Bio by Michael Richardson: “The entry of Gisèle Prassinos (born 1920) into the Surrealist circle at the age of 14 has gained a legendary status. Born into what had been a wealthy and cultured Greek family which was forced to move to France to avoid persecution during hostilities between Greece and Turkey when Gisèle was only two (her father had to sell his library of 100,000 books to pay for the journey), she grew up in a difficult but stimulating environment that is reflected in her work. Aside from her novels, stories and poems, she also creates objects, particularly in fabric, and has translated Kazantzakis into French.”

Texts in English (at least the ones I could round up in my collection):

11 pages plus a 2-page bio by J. H. Matthews in his Custom House of Desire: A Half-Century of Surrealist Stories: “Blackday,” “The Three-branched Tree,” “The Maniac Fire,” “The Big Bank Check,” “The Wool Dress.”

The Dedalus Book of Surrealism: The Identity of Things, ed. Michael Richardson: “The King’s Ostlers” (2 pages) and “The Man” (7 pages) 

The Myth of the World: Surrealism 2, ed. Michael Richardson: “Sondue” (16 pages)

Surrealist Women: An International Anthology, ed. Penelope Rosemont: 3 very short texts: “Arrogant Hair,” “The Ghost of Chateuabriand,” “Peppermint Tower in Praise of Greedy Little Girls” (Homage to Hans Bellmer)

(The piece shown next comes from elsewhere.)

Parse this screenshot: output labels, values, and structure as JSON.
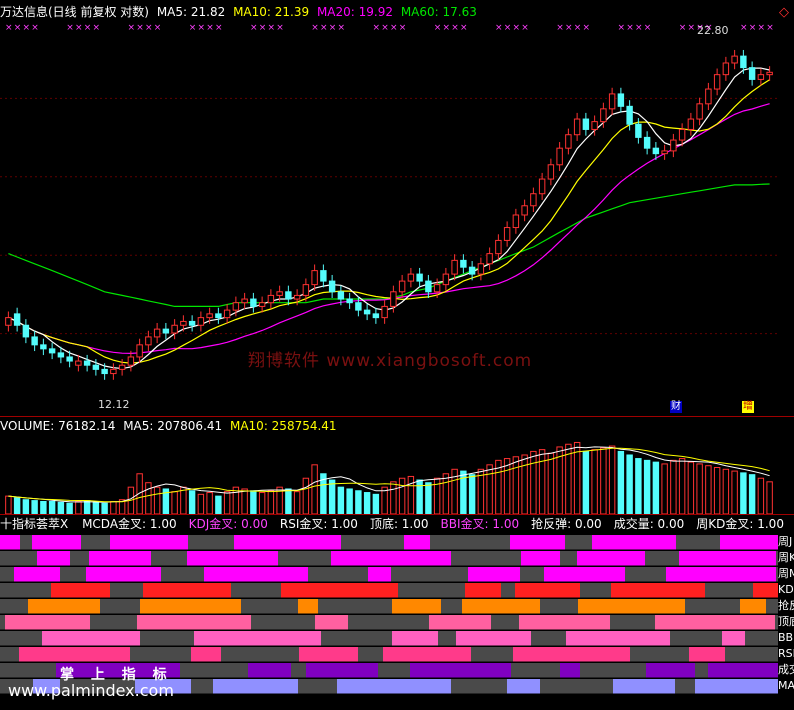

A footnote in Surrealist Women: “Prassinos is represented in the ‘Double Surrealist Number’ of the English journal Contemporary Prose and Poetry in 1936 and in Julien Levy’s Surrealism (New York, 1936).”

brief wikipedia entry